▶ [Exercise instructions]:
Make an exact copy of the records below. Include every line.

(Records from a dataset)
• • • • • • •
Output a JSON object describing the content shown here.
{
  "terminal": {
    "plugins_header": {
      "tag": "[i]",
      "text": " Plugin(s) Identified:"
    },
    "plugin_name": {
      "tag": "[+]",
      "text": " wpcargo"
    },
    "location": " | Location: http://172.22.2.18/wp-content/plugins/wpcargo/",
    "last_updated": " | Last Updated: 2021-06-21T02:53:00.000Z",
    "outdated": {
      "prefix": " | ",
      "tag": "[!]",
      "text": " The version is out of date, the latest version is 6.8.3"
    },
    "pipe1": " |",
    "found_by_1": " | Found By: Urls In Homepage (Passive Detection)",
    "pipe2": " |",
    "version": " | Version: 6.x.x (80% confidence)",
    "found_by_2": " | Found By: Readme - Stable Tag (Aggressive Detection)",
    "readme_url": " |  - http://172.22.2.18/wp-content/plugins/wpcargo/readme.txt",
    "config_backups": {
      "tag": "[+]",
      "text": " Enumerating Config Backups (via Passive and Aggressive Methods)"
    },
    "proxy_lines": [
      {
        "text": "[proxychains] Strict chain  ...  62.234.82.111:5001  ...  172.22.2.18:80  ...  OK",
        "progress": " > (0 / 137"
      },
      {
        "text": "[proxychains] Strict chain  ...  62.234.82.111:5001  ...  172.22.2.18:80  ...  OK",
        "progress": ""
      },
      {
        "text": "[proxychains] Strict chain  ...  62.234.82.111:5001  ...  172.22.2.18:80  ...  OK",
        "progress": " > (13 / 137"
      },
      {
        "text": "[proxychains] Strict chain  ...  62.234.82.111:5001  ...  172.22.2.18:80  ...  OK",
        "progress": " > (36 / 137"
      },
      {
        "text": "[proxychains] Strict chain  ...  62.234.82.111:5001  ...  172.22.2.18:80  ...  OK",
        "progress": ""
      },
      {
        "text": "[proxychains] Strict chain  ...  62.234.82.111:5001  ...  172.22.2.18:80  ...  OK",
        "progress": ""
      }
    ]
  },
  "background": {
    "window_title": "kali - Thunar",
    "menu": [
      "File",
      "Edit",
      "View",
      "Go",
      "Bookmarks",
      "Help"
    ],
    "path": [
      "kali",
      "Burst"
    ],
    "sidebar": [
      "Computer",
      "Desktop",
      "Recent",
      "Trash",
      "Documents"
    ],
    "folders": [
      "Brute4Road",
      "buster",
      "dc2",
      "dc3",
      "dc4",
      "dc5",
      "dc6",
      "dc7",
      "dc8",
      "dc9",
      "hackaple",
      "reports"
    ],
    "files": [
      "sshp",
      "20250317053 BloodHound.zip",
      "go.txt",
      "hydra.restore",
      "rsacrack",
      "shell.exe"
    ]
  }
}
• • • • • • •
▶ [Solution for this problem]:
Output a JSON object describing the content shown here.
{
  "terminal": {
    "plugins_header": {
      "tag": "[i]",
      "text": " Plugin(s) Identified:"
    },
    "plugin_name": {
      "tag": "[+]",
      "text": " wpcargo"
    },
    "location": " | Location: http://172.22.2.18/wp-content/plugins/wpcargo/",
    "last_updated": " | Last Updated: 2021-06-21T02:53:00.000Z",
    "outdated": {
      "prefix": " | ",
      "tag": "[!]",
      "text": " The version is out of date, the latest version is 6.8.3"
    },
    "pipe1": " |",
    "found_by_1": " | Found By: Urls In Homepage (Passive Detection)",
    "pipe2": " |",
    "version": " | Version: 6.x.x (80% confidence)",
    "found_by_2": " | Found By: Readme - Stable Tag (Aggressive Detection)",
    "readme_url": " |  - http://172.22.2.18/wp-content/plugins/wpcargo/readme.txt",
    "config_backups": {
      "tag": "[+]",
      "text": " Enumerating Config Backups (via Passive and Aggressive Methods)"
    },
    "proxy_lines": [
      {
        "text": "[proxychains] Strict chain  ...  62.234.82.111:5001  ...  172.22.2.18:80  ...  OK",
        "progress": " > (0 / 137"
      },
      {
        "text": "[proxychains] Strict chain  ...  62.234.82.111:5001  ...  172.22.2.18:80  ...  OK",
        "progress": ""
      },
      {
        "text": "[proxychains] Strict chain  ...  62.234.82.111:5001  ...  172.22.2.18:80  ...  OK",
        "progress": " > (13 / 137"
      },
      {
        "text": "[proxychains] Strict chain  ...  62.234.82.111:5001  ...  172.22.2.18:80  ...  OK",
        "progress": " > (36 / 137"
      },
      {
        "text": "[proxychains] Strict chain  ...  62.234.82.111:5001  ...  172.22.2.18:80  ...  OK",
        "progress": ""
      },
      {
        "text": "[proxychains] Strict chain  ...  62.234.82.111:5001  ...  172.22.2.18:80  ...  OK",
        "progress": ""
      }
    ]
  },
  "background": {
    "window_title": "kali - Thunar",
    "menu": [
      "File",
      "Edit",
      "View",
      "Go",
      "Bookmarks",
      "Help"
    ],
    "path": [
      "kali",
      "Burst"
    ],
    "sidebar": [
      "Computer",
      "Desktop",
      "Recent",
      "Trash",
      "Documents"
    ],
    "folders": [
      "Brute4Road",
      "buster",
      "dc2",
      "dc3",
      "dc4",
      "dc5",
      "dc6",
      "dc7",
      "dc8",
      "dc9",
      "hackaple",
      "reports"
    ],
    "files": [
      "sshp",
      "20250317053 BloodHound.zip",
      "go.txt",
      "hydra.restore",
      "rsacrack",
      "shell.exe"
    ]
  }
}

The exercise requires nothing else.